_DATA FOR THIS TASK:_
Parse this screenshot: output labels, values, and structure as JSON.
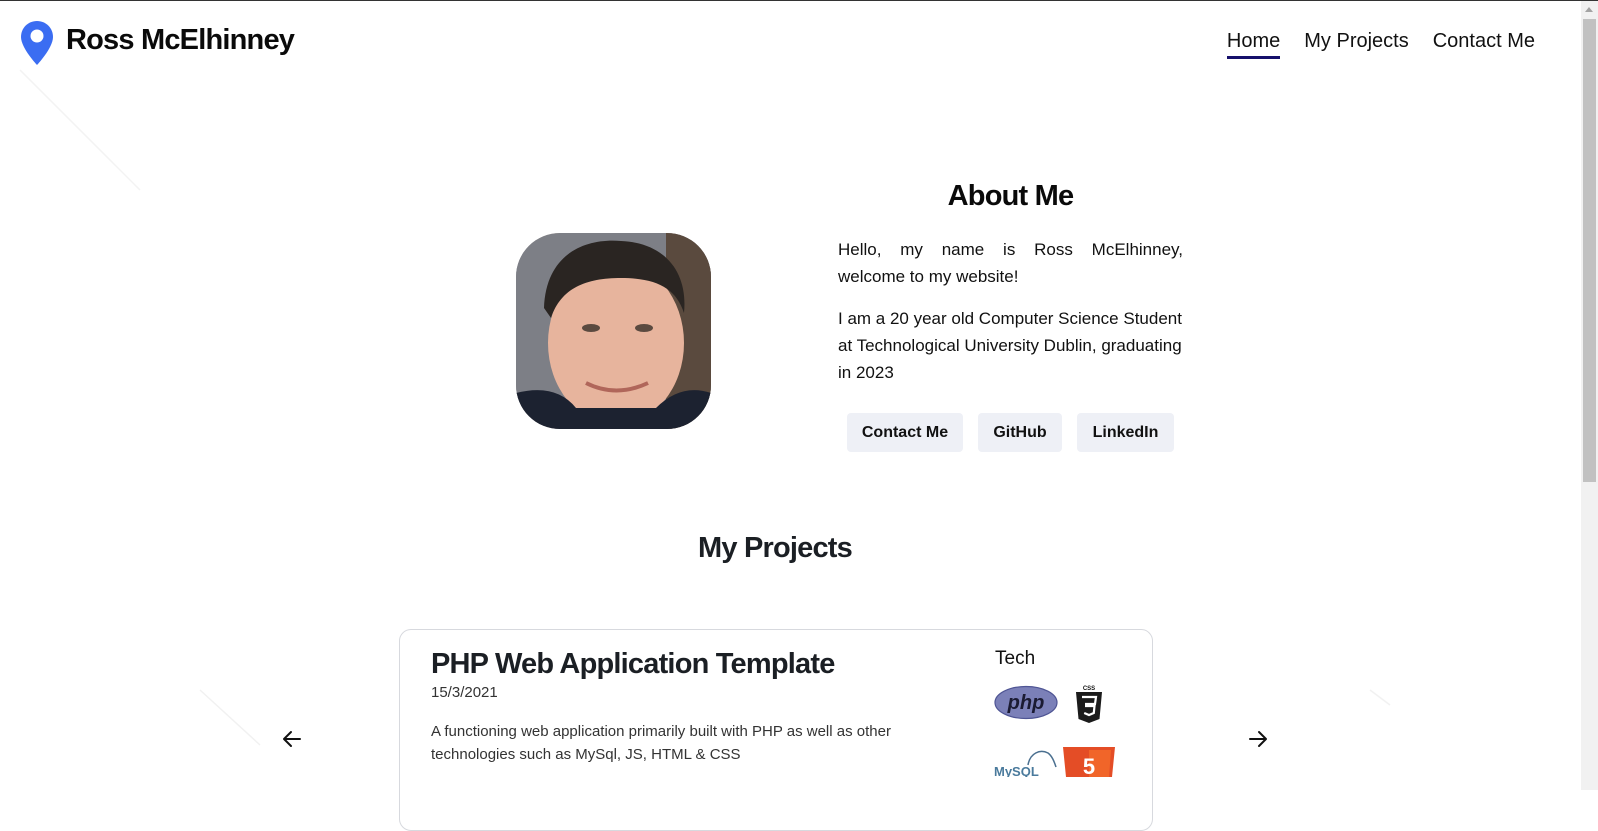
{
  "header": {
    "brand": "Ross McElhinney",
    "nav": [
      {
        "label": "Home",
        "active": true
      },
      {
        "label": "My Projects",
        "active": false
      },
      {
        "label": "Contact Me",
        "active": false
      }
    ]
  },
  "about": {
    "title": "About Me",
    "paragraph1": "Hello, my name is Ross McElhinney, welcome to my website!",
    "paragraph2": "I am a 20 year old Computer Science Student at Technological University Dublin, graduating in 2023",
    "buttons": {
      "contact": "Contact Me",
      "github": "GitHub",
      "linkedin": "LinkedIn"
    }
  },
  "projects": {
    "title": "My Projects",
    "card": {
      "title": "PHP Web Application Template",
      "date": "15/3/2021",
      "description": "A functioning web application primarily built with PHP as well as other technologies such as MySql, JS, HTML & CSS",
      "tech_label": "Tech",
      "tech_logo_text": {
        "php": "php",
        "css": "CSS",
        "html": "5",
        "mysql": "MySQL"
      }
    }
  },
  "icons": {
    "brand": "map-pin-icon",
    "prev": "arrow-left-icon",
    "next": "arrow-right-icon"
  },
  "colors": {
    "pin": "#3b6df2",
    "nav_active_underline": "#16106b",
    "button_bg": "#eef0f6",
    "php": "#7b80b8",
    "css3": "#1b1b1b",
    "html5": "#e44d26"
  }
}
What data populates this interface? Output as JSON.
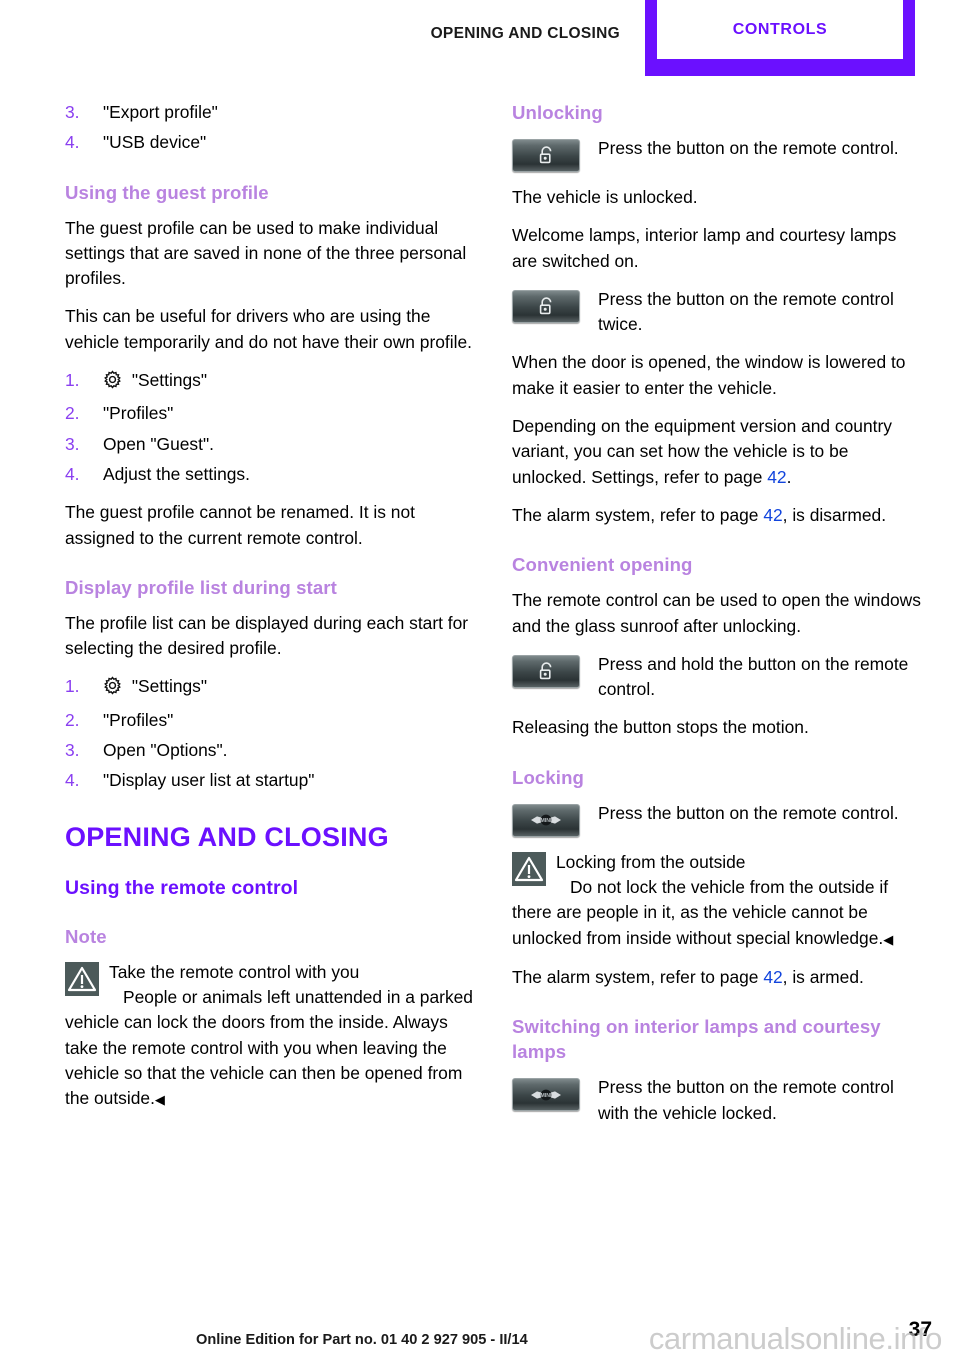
{
  "header": {
    "running_title": "OPENING AND CLOSING",
    "tab_label": "CONTROLS"
  },
  "colors": {
    "accent_purple": "#6b10ff",
    "accent_mauve": "#b983e0",
    "list_number_purple": "#8a3ff0",
    "page_ref_blue": "#1144dd",
    "icon_slate": "#4c5a5a"
  },
  "left_column": {
    "steps_continued": [
      {
        "num": "3.",
        "text": "\"Export profile\""
      },
      {
        "num": "4.",
        "text": "\"USB device\""
      }
    ],
    "guest_profile": {
      "heading": "Using the guest profile",
      "para1": "The guest profile can be used to make individual settings that are saved in none of the three personal profiles.",
      "para2": "This can be useful for drivers who are using the vehicle temporarily and do not have their own profile.",
      "steps": [
        {
          "num": "1.",
          "icon": "gear-icon",
          "text": "\"Settings\""
        },
        {
          "num": "2.",
          "icon": null,
          "text": "\"Profiles\""
        },
        {
          "num": "3.",
          "icon": null,
          "text": "Open \"Guest\"."
        },
        {
          "num": "4.",
          "icon": null,
          "text": "Adjust the settings."
        }
      ],
      "para3": "The guest profile cannot be renamed. It is not assigned to the current remote control."
    },
    "display_profile_list": {
      "heading": "Display profile list during start",
      "para1": "The profile list can be displayed during each start for selecting the desired profile.",
      "steps": [
        {
          "num": "1.",
          "icon": "gear-icon",
          "text": "\"Settings\""
        },
        {
          "num": "2.",
          "icon": null,
          "text": "\"Profiles\""
        },
        {
          "num": "3.",
          "icon": null,
          "text": "Open \"Options\"."
        },
        {
          "num": "4.",
          "icon": null,
          "text": "\"Display user list at startup\""
        }
      ]
    },
    "section": {
      "title": "OPENING AND CLOSING",
      "subtitle": "Using the remote control",
      "note_heading": "Note",
      "note_lead": "Take the remote control with you",
      "note_body": "People or animals left unattended in a parked vehicle can lock the doors from the inside. Always take the remote control with you when leaving the vehicle so that the vehicle can then be opened from the outside.",
      "note_endmark": "◀"
    }
  },
  "right_column": {
    "unlocking": {
      "heading": "Unlocking",
      "button1_icon": "unlock-padlock-icon",
      "button1_text": "Press the button on the remote control.",
      "para1": "The vehicle is unlocked.",
      "para2": "Welcome lamps, interior lamp and courtesy lamps are switched on.",
      "button2_icon": "unlock-padlock-icon",
      "button2_text": "Press the button on the remote control twice.",
      "para3": "When the door is opened, the window is lowered to make it easier to enter the vehicle.",
      "para4_a": "Depending on the equipment version and country variant, you can set how the vehicle is to be unlocked. Settings, refer to page ",
      "para4_ref": "42",
      "para4_b": ".",
      "para5_a": "The alarm system, refer to page ",
      "para5_ref": "42",
      "para5_b": ", is disarmed."
    },
    "convenient_opening": {
      "heading": "Convenient opening",
      "para1": "The remote control can be used to open the windows and the glass sunroof after unlocking.",
      "button_icon": "unlock-padlock-icon",
      "button_text": "Press and hold the button on the remote control.",
      "para2": "Releasing the button stops the motion."
    },
    "locking": {
      "heading": "Locking",
      "button_icon": "mini-logo-icon",
      "button_text": "Press the button on the remote control.",
      "warn_lead": "Locking from the outside",
      "warn_body": "Do not lock the vehicle from the outside if there are people in it, as the vehicle cannot be unlocked from inside without special knowledge.",
      "warn_endmark": "◀",
      "para_a": "The alarm system, refer to page ",
      "para_ref": "42",
      "para_b": ", is armed."
    },
    "interior_lamps": {
      "heading": "Switching on interior lamps and courtesy lamps",
      "button_icon": "mini-logo-icon",
      "button_text": "Press the button on the remote control with the vehicle locked."
    }
  },
  "footer": {
    "edition": "Online Edition for Part no. 01 40 2 927 905 - II/14",
    "page_number": "37",
    "watermark": "carmanualsonline.info"
  }
}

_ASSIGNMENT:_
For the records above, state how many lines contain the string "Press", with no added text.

_EXERCISE OUTPUT:_
5